During fiscal year 2013, the service carried a total of 199,470 passengers, a 1.8% increase from FY 2012's total of 195,885 passengers.[1] The trains had a total revenue of $5,617,913 during FY 2013, an increase of 9.3% from FY 2012's total of $5,139,069.[1]

As of October 1, 2013, provisions of the Passenger Rail Investment and Improvement Act of 2008 prohibit Amtrak from using its federal operating grant to share the cost of the Missouri River Runner route; the 2008 act prohibits cost-sharing on any route shorter than 750 miles (1,210 km).[10]

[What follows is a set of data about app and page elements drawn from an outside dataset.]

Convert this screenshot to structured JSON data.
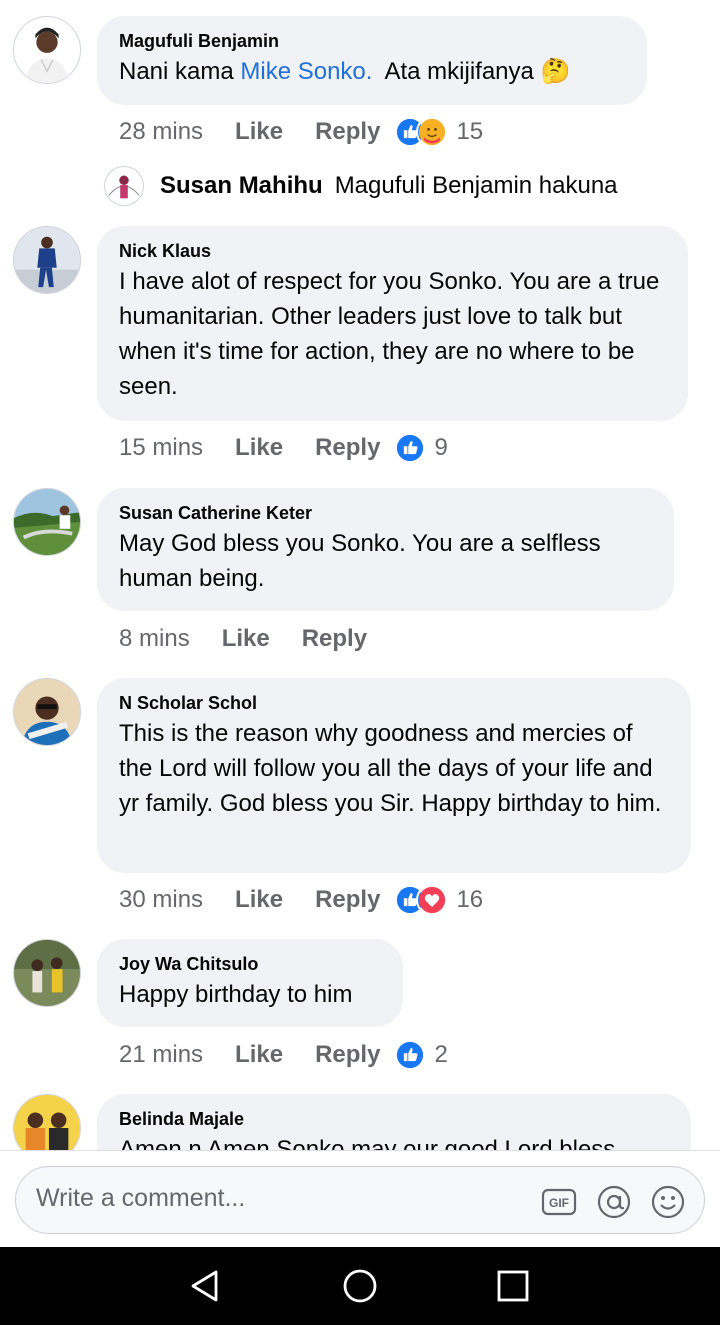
{
  "comments": [
    {
      "author": "Magufuli Benjamin",
      "text_before": "Nani kama ",
      "mention": "Mike Sonko.",
      "text_after": "  Ata mkijifanya ",
      "emoji": "🤔",
      "time": "28 mins",
      "like": "Like",
      "reply": "Reply",
      "reaction_count": "15",
      "reactions": [
        "like-icon",
        "care-icon"
      ],
      "reply_preview": {
        "author": "Susan Mahihu",
        "text": "Magufuli Benjamin hakuna"
      }
    },
    {
      "author": "Nick Klaus",
      "text": "I have alot of respect for you Sonko. You are a true humanitarian. Other leaders just love to talk but when it's time for action, they are no where to be seen.",
      "time": "15 mins",
      "like": "Like",
      "reply": "Reply",
      "reaction_count": "9",
      "reactions": [
        "like-icon"
      ]
    },
    {
      "author": "Susan Catherine Keter",
      "text": "May God bless you Sonko. You are a selfless human being.",
      "time": "8 mins",
      "like": "Like",
      "reply": "Reply"
    },
    {
      "author": "N Scholar Schol",
      "text": "This is the reason why  goodness and mercies of the Lord will follow you all the days of your life and yr family. God bless you Sir. Happy birthday to him.",
      "time": "30 mins",
      "like": "Like",
      "reply": "Reply",
      "reaction_count": "16",
      "reactions": [
        "like-icon",
        "love-icon"
      ]
    },
    {
      "author": "Joy Wa Chitsulo",
      "text": "Happy birthday to him",
      "time": "21 mins",
      "like": "Like",
      "reply": "Reply",
      "reaction_count": "2",
      "reactions": [
        "like-icon"
      ]
    },
    {
      "author": "Belinda Majale",
      "text": "Amen n Amen Sonko may our good Lord bless"
    }
  ],
  "composer": {
    "placeholder": "Write a comment...",
    "icons": [
      "gif-icon",
      "mention-icon",
      "emoji-icon"
    ]
  },
  "navbar": {
    "icons": [
      "back-icon",
      "home-icon",
      "recents-icon"
    ]
  },
  "colors": {
    "bubble": "#f0f2f5",
    "mention": "#216fdb",
    "like": "#1877f2",
    "love": "#f33e58",
    "meta": "#65676b"
  }
}
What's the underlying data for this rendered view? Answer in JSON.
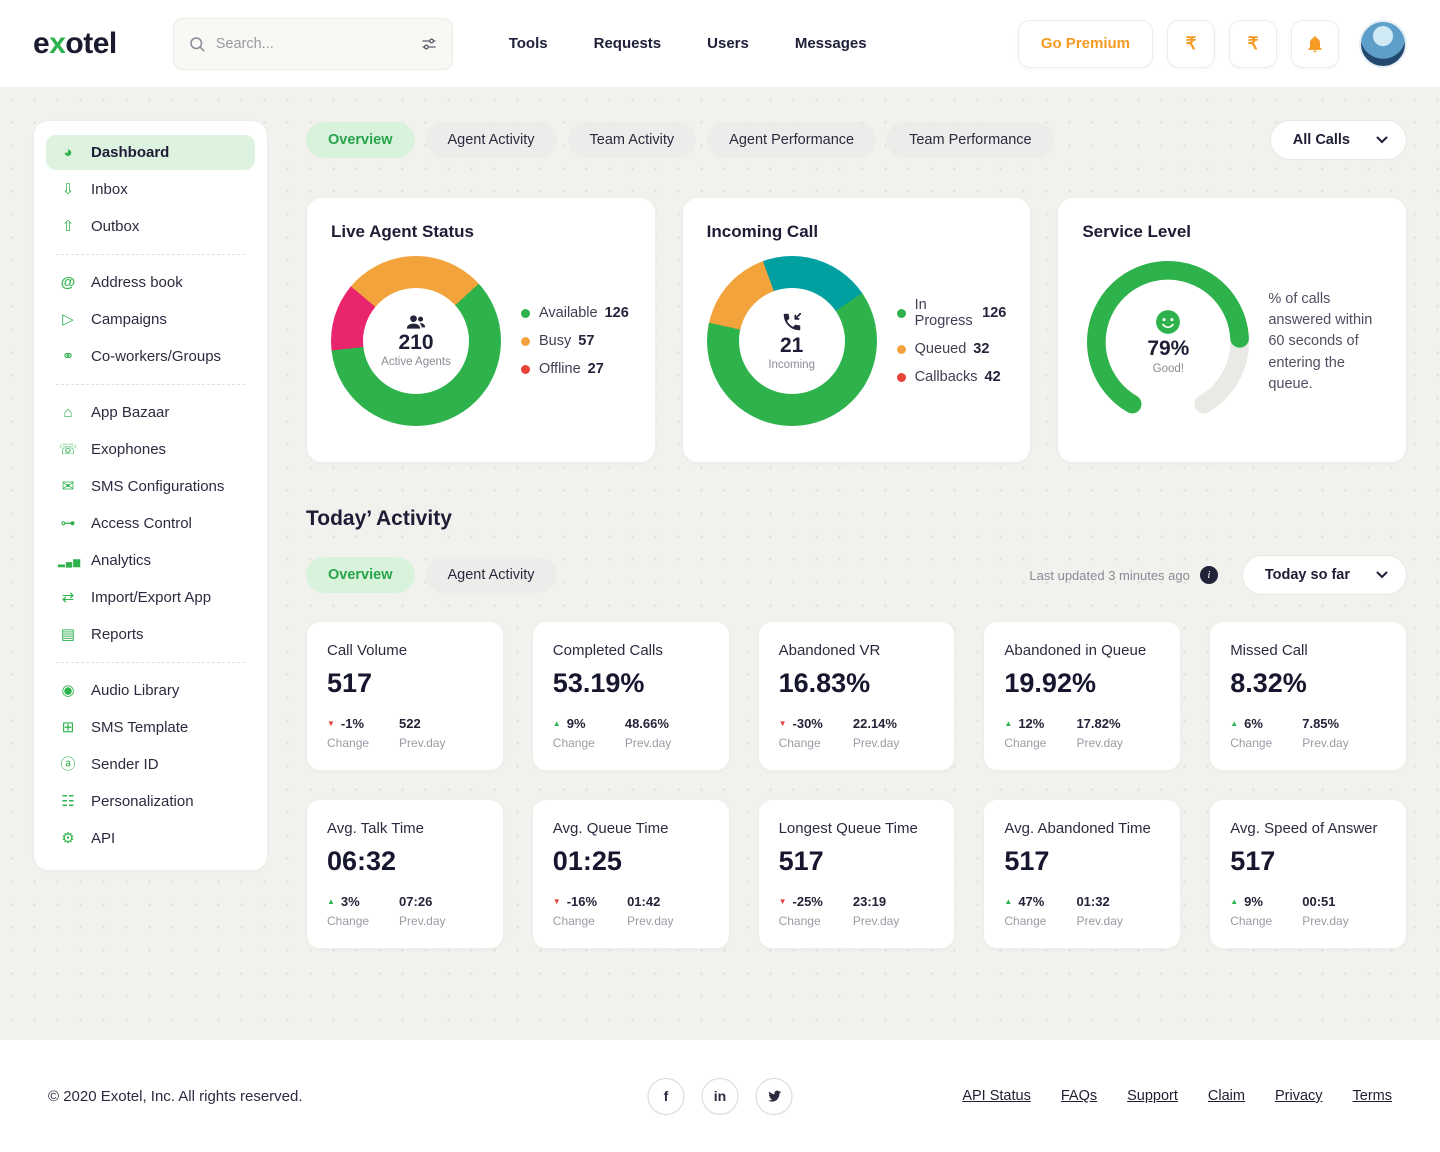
{
  "brand": {
    "logo_pre": "e",
    "logo_accent": "x",
    "logo_post": "otel"
  },
  "nav": {
    "search_placeholder": "Search...",
    "links": [
      {
        "label": "Tools"
      },
      {
        "label": "Requests"
      },
      {
        "label": "Users"
      },
      {
        "label": "Messages"
      }
    ],
    "premium_label": "Go Premium",
    "currency_buttons": [
      {
        "symbol": "₹"
      },
      {
        "symbol": "₹"
      }
    ]
  },
  "sidebar": {
    "groups": [
      [
        {
          "label": "Dashboard",
          "icon": "dashboard",
          "active": true
        },
        {
          "label": "Inbox",
          "icon": "inbox",
          "active": false
        },
        {
          "label": "Outbox",
          "icon": "outbox",
          "active": false
        }
      ],
      [
        {
          "label": "Address book",
          "icon": "address-book",
          "active": false
        },
        {
          "label": "Campaigns",
          "icon": "campaigns",
          "active": false
        },
        {
          "label": "Co-workers/Groups",
          "icon": "co-workers",
          "active": false
        }
      ],
      [
        {
          "label": "App Bazaar",
          "icon": "app-bazaar",
          "active": false
        },
        {
          "label": "Exophones",
          "icon": "exophones",
          "active": false
        },
        {
          "label": "SMS Configurations",
          "icon": "sms-config",
          "active": false
        },
        {
          "label": "Access Control",
          "icon": "access-control",
          "active": false
        },
        {
          "label": "Analytics",
          "icon": "analytics",
          "active": false
        },
        {
          "label": "Import/Export App",
          "icon": "import-export",
          "active": false
        },
        {
          "label": "Reports",
          "icon": "reports",
          "active": false
        }
      ],
      [
        {
          "label": "Audio Library",
          "icon": "audio-library",
          "active": false
        },
        {
          "label": "SMS Template",
          "icon": "sms-template",
          "active": false
        },
        {
          "label": "Sender ID",
          "icon": "sender-id",
          "active": false
        },
        {
          "label": "Personalization",
          "icon": "personalization",
          "active": false
        },
        {
          "label": "API",
          "icon": "api",
          "active": false
        }
      ]
    ]
  },
  "main_tabs": {
    "tabs": [
      {
        "label": "Overview",
        "active": true
      },
      {
        "label": "Agent Activity",
        "active": false
      },
      {
        "label": "Team Activity",
        "active": false
      },
      {
        "label": "Agent Performance",
        "active": false
      },
      {
        "label": "Team Performance",
        "active": false
      }
    ],
    "filter_label": "All Calls"
  },
  "cards": {
    "live_agent_status": {
      "title": "Live Agent Status",
      "center_value": "210",
      "center_caption": "Active Agents",
      "chart": {
        "type": "donut",
        "start_deg": -50,
        "segments": [
          {
            "label": "Busy",
            "pct": 27.1,
            "color": "#f2a33c"
          },
          {
            "label": "Available",
            "pct": 60,
            "color": "#2eb24c"
          },
          {
            "label": "Offline",
            "pct": 12.9,
            "color": "#e8256d"
          }
        ]
      },
      "legend": [
        {
          "label": "Available",
          "value": "126",
          "color": "#2eb24c"
        },
        {
          "label": "Busy",
          "value": "57",
          "color": "#f2a33c"
        },
        {
          "label": "Offline",
          "value": "27",
          "color": "#e8443a"
        }
      ]
    },
    "incoming_call": {
      "title": "Incoming Call",
      "center_value": "21",
      "center_caption": "Incoming",
      "chart": {
        "type": "donut",
        "start_deg": -20,
        "segments": [
          {
            "label": "Callbacks",
            "pct": 21,
            "color": "#01a0a0"
          },
          {
            "label": "In Progress",
            "pct": 63,
            "color": "#2eb24c"
          },
          {
            "label": "Queued",
            "pct": 16,
            "color": "#f2a33c"
          }
        ]
      },
      "legend": [
        {
          "label": "In Progress",
          "value": "126",
          "color": "#2eb24c"
        },
        {
          "label": "Queued",
          "value": "32",
          "color": "#f2a33c"
        },
        {
          "label": "Callbacks",
          "value": "42",
          "color": "#e8443a"
        }
      ]
    },
    "service_level": {
      "title": "Service Level",
      "gauge": {
        "percent": 79,
        "label": "79%",
        "caption": "Good!",
        "color": "#2eb24c",
        "track_color": "#e9e9e5"
      },
      "description": "% of calls answered within 60 seconds of entering the queue."
    }
  },
  "today_activity": {
    "title": "Today’ Activity",
    "tabs": [
      {
        "label": "Overview",
        "active": true
      },
      {
        "label": "Agent Activity",
        "active": false
      }
    ],
    "last_updated": "Last updated 3 minutes ago",
    "range_label": "Today so far",
    "change_caption": "Change",
    "prev_caption": "Prev.day",
    "stats": [
      {
        "label": "Call Volume",
        "value": "517",
        "change": "-1%",
        "dir": "down",
        "prev": "522"
      },
      {
        "label": "Completed Calls",
        "value": "53.19%",
        "change": "9%",
        "dir": "up",
        "prev": "48.66%"
      },
      {
        "label": "Abandoned VR",
        "value": "16.83%",
        "change": "-30%",
        "dir": "down",
        "prev": "22.14%"
      },
      {
        "label": "Abandoned in Queue",
        "value": "19.92%",
        "change": "12%",
        "dir": "up",
        "prev": "17.82%"
      },
      {
        "label": "Missed Call",
        "value": "8.32%",
        "change": "6%",
        "dir": "up",
        "prev": "7.85%"
      },
      {
        "label": "Avg. Talk Time",
        "value": "06:32",
        "change": "3%",
        "dir": "up",
        "prev": "07:26"
      },
      {
        "label": "Avg. Queue Time",
        "value": "01:25",
        "change": "-16%",
        "dir": "down",
        "prev": "01:42"
      },
      {
        "label": "Longest Queue Time",
        "value": "517",
        "change": "-25%",
        "dir": "down",
        "prev": "23:19"
      },
      {
        "label": "Avg. Abandoned Time",
        "value": "517",
        "change": "47%",
        "dir": "up",
        "prev": "01:32"
      },
      {
        "label": "Avg. Speed of Answer",
        "value": "517",
        "change": "9%",
        "dir": "up",
        "prev": "00:51"
      }
    ]
  },
  "footer": {
    "copyright": "© 2020 Exotel, Inc. All rights reserved.",
    "social": [
      {
        "label": "f"
      },
      {
        "label": "in"
      }
    ],
    "links": [
      {
        "label": "API Status"
      },
      {
        "label": "FAQs"
      },
      {
        "label": "Support"
      },
      {
        "label": "Claim"
      },
      {
        "label": "Privacy"
      },
      {
        "label": "Terms"
      }
    ]
  }
}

Equipment used[edit]

The Missouri River Runner consists of the following:[11]

Route[edit]

Amtrak Missouri River Runner (interactive map)

See also[edit]

References[edit]

  1. ^ a b c "Amtrak Sets Ridership Record and Moves the Nation's Economy Forward" (PDF). Amtrak. 14 October 2013. Retrieved 29 September 2014. 
  2. ^ a b Amtrak (October 14, 2012). "Amtrak Service in Illinois and Missouri" (PDF). Retrieved 2013-06-07. 
  3. ^ Amtrak - Missouri River Runner
  4. ^ MoDOT - Name The Train
  5. ^ "Missouri Amtrak trains get a new name". USA Today. January 28, 2009. Retrieved 2009-12-10. 
  6. ^ Miller, Kermit (December 8, 2009). "State officials dedicate new rail to AMTRAK". KRCG. Retrieved 2009-12-10. 
  7. ^ "New siding eliminates Amtrak, UP bottleneck in Missouri". ProgressiveRailroading.com. December 9, 2009. Retrieved 2009-12-10. 
  8. ^ "Missouri River Runner". Amtrak. Retrieved 5 May 2010. 
  9. ^ "AMTRAK DELIVERS A 100 PERCENT ON-TIME PERFORMANCE DURING BUSY HOLIDAY WEEK". Missouri Department of Transportation. 3 December 2009. Retrieved 5 May 2010. 
  10. ^ "Amtrak Expects to Continue Route Between St. Louis, KC". Washington Missourian. May 15, 2013. Retrieved 2013-06-07. "...effective Oct. 1 Amtrak won’t be able to use its federal operating grant to help share the cost of routes that are shorter than 750 miles with states, due to the Passenger Rail Investment and Improvement Act, which Congress passed in 2008." 
  11. ^ "MISSOURI RIVER RUNNER". TrainWeb. Retrieved 22 October 2010. 

Route map: Google / Bing

External links[edit]